The order he signed is designed to streamline the administrative process, which Trump said was “incredibly cumbersome, long, horrible”.
Continue reading US President Donald Trump orders reduction of manufacturing and construction bureaucracy
Mexican President Enrique Peña Nieto with Toyota North America CEO James Lentz last year during the start of building the facility in Guanajuato
lock After apparently pressuring Ford to change its plans to expand its manufacturing operations in Mexico, President-elect Donald Trump is reportedly putting pressure on Toyota to follow suit.
Ford had intended to build a plant in Mexico, but is now applying the brakes on those plans, according to the
A couple of days ago, Ford said it would cancel its $1.6 billion project in San Luis Potosí, Mexico and instead invest $700 million in its plant in Michigan, in the US.
Continue reading Manufacturing: Trump tempts Toyota with tax break if it builds cars in US instead of Mexico
Hon Hai Precision, better known as Foxconn, says it will replace all its human workers with robots, according to a report in Futurism.com.
DigiTimes.com, Futurism says Foxconn has announced a three-part plan to fully automate its factories in the hope of achieving 30 per cent automation by 2020.

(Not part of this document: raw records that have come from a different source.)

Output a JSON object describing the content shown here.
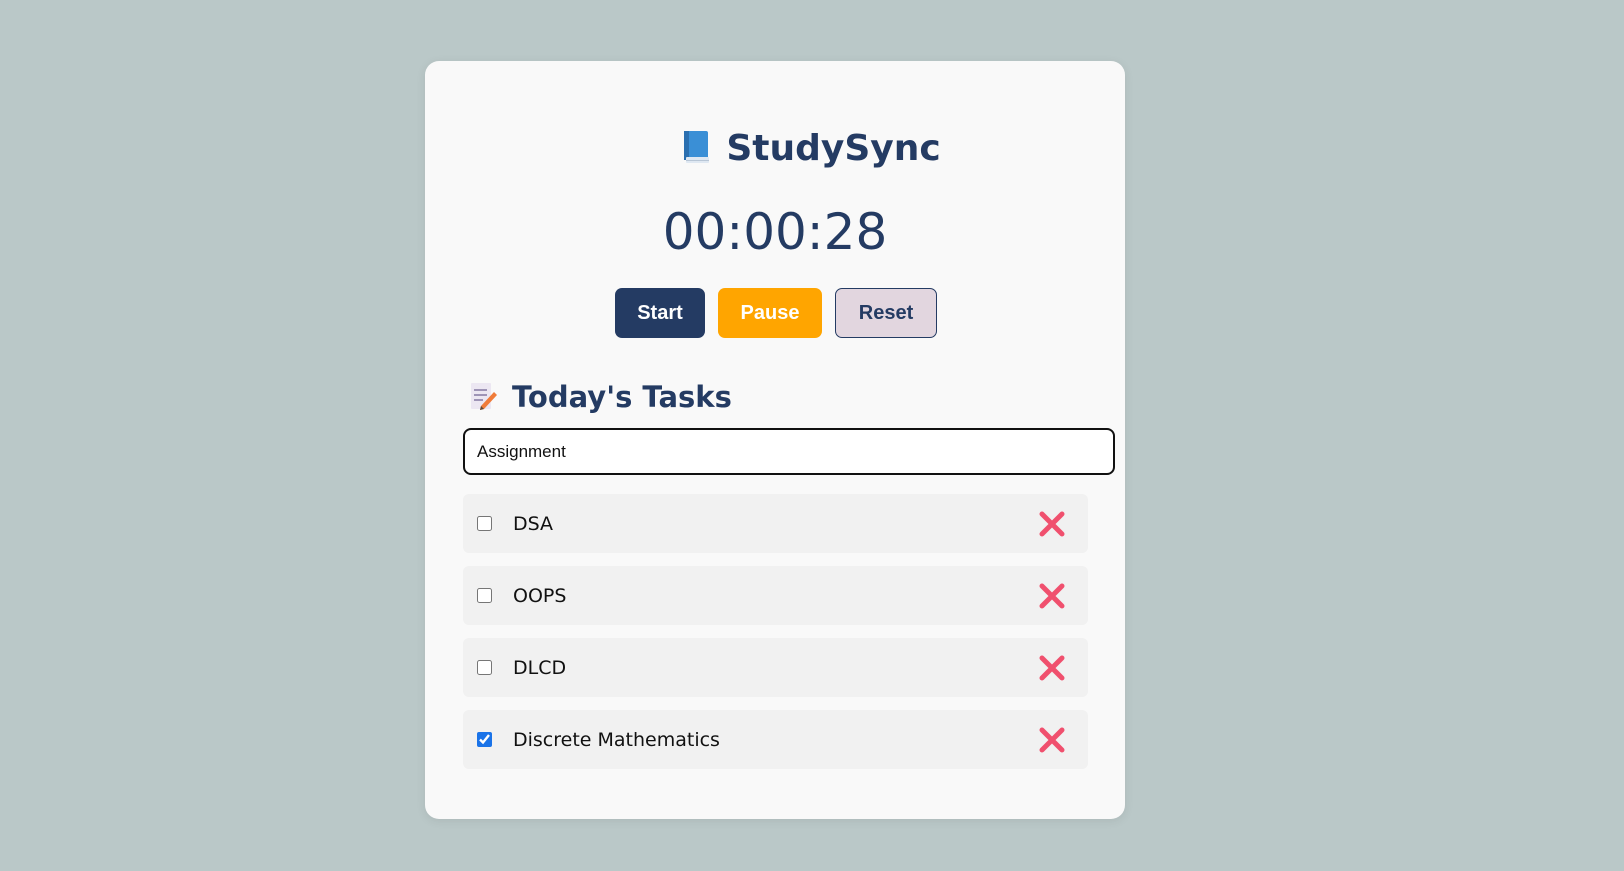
{
  "app": {
    "title": "StudySync",
    "title_icon": "blue-book-icon"
  },
  "timer": {
    "display": "00:00:28"
  },
  "controls": {
    "start_label": "Start",
    "pause_label": "Pause",
    "reset_label": "Reset"
  },
  "tasks": {
    "heading": "Today's Tasks",
    "heading_icon": "memo-icon",
    "input_value": "Assignment",
    "items": [
      {
        "label": "DSA",
        "checked": false
      },
      {
        "label": "OOPS",
        "checked": false
      },
      {
        "label": "DLCD",
        "checked": false
      },
      {
        "label": "Discrete Mathematics",
        "checked": true
      }
    ],
    "delete_icon": "cross-mark-icon"
  },
  "colors": {
    "background": "#bac8c8",
    "card": "#f9f9f9",
    "primary": "#243b63",
    "accent": "#ffa500",
    "reset_bg": "#e2d6df",
    "delete": "#f0506e",
    "task_bg": "#f1f1f1"
  }
}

Foxconn currently has about 40,000 robots – or Foxbots – working in its factories. The company says it has the capacity to produce 10,000 Foxbots a year.

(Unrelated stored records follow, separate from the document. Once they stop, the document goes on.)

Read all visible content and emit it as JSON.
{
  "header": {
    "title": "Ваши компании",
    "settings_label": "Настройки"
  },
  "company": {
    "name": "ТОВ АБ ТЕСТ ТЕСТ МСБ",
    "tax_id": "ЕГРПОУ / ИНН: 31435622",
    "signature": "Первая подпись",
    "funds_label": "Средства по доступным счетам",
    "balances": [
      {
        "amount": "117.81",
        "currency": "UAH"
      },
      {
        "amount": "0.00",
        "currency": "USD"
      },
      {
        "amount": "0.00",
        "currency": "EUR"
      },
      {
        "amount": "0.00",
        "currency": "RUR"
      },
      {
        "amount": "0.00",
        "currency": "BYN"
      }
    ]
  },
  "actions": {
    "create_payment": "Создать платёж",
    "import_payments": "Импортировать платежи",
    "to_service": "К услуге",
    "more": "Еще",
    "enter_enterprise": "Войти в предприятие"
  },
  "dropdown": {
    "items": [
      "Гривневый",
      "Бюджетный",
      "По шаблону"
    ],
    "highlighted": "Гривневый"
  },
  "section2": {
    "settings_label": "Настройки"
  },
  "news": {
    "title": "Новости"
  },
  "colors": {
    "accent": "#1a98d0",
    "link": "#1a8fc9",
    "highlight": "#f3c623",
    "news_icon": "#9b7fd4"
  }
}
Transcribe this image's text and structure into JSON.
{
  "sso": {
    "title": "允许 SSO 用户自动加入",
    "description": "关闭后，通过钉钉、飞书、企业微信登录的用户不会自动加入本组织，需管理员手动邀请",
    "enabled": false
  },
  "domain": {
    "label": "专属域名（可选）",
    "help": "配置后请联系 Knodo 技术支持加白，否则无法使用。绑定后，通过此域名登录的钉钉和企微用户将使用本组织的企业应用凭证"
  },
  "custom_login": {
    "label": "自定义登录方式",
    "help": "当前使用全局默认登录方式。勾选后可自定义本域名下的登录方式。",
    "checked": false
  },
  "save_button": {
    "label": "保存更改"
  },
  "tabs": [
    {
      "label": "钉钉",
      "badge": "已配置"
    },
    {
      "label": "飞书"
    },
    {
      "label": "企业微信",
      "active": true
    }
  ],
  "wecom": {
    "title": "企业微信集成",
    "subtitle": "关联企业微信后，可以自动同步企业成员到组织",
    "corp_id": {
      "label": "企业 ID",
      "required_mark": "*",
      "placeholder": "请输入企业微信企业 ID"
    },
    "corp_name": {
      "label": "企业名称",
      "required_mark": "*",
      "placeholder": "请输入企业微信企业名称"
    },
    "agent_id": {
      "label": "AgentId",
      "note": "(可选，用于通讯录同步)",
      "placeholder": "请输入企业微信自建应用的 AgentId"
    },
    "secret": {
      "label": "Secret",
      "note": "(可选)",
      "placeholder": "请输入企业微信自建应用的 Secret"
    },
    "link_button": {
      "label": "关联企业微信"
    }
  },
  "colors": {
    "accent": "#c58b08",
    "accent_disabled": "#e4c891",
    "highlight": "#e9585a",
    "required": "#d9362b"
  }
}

Continue reading Foxconn to replace all humans with robots
Apple and its main manufacturer Foxconn are negotiating with the Indian government over the possible establishment of a manufacturing plant and retail stores in the country.
This is according to reports on the
AppleInsider.com website, which quotes India’s Economic Times newspaper.
Indian business regulations require foreign companies to source at least 30 per cent of their goods from local suppliers, a requirement which has stalled Apple’s plan to open up a number of stores in the country of 1 billion people.
Continue reading Foxconn and Apple negotiating with Indian government on manufacturing and retailing
Foxconn, the Taiwan-headquartered industrial robotics and automation company which makes a lot of Apple’s devices including the iPhone and iPad, says it has now installed 40,000 industrial robots in mainland China.
This is according to a report on the
website, which adds that company plans to increase that figure ten-fold. Next Big Future
The robots are built almost entirely in-house with the exception of some components like servo motors and speed reducers, said Foxconn’s Dai Chia-peng to Taiwan’s
Central News Agency, as quoted by . DigiTimes Continue reading Foxconn reaches 40,000 industrial robot installations
In what is almost certainly a sign of things to come, in China as well as around the world, Foxconn has fired 60,000 factory workers and replaced them with robots, according to a report in the South China Morning Post.
The website quotes a local government official saying: “The Foxconn factory has reduced its employee strength from 110,000 to 50,000, thanks to the introduction of robots. It has tasted success in reduction of labour costs. More companies are likely to follow suit.”
Foxconn, a Taiwanese company with factories in China, is one of Apple’s main suppliers, and the factory in question is located in Kunshan, Jiangsu province of China.
Full story at
South China Morning Post.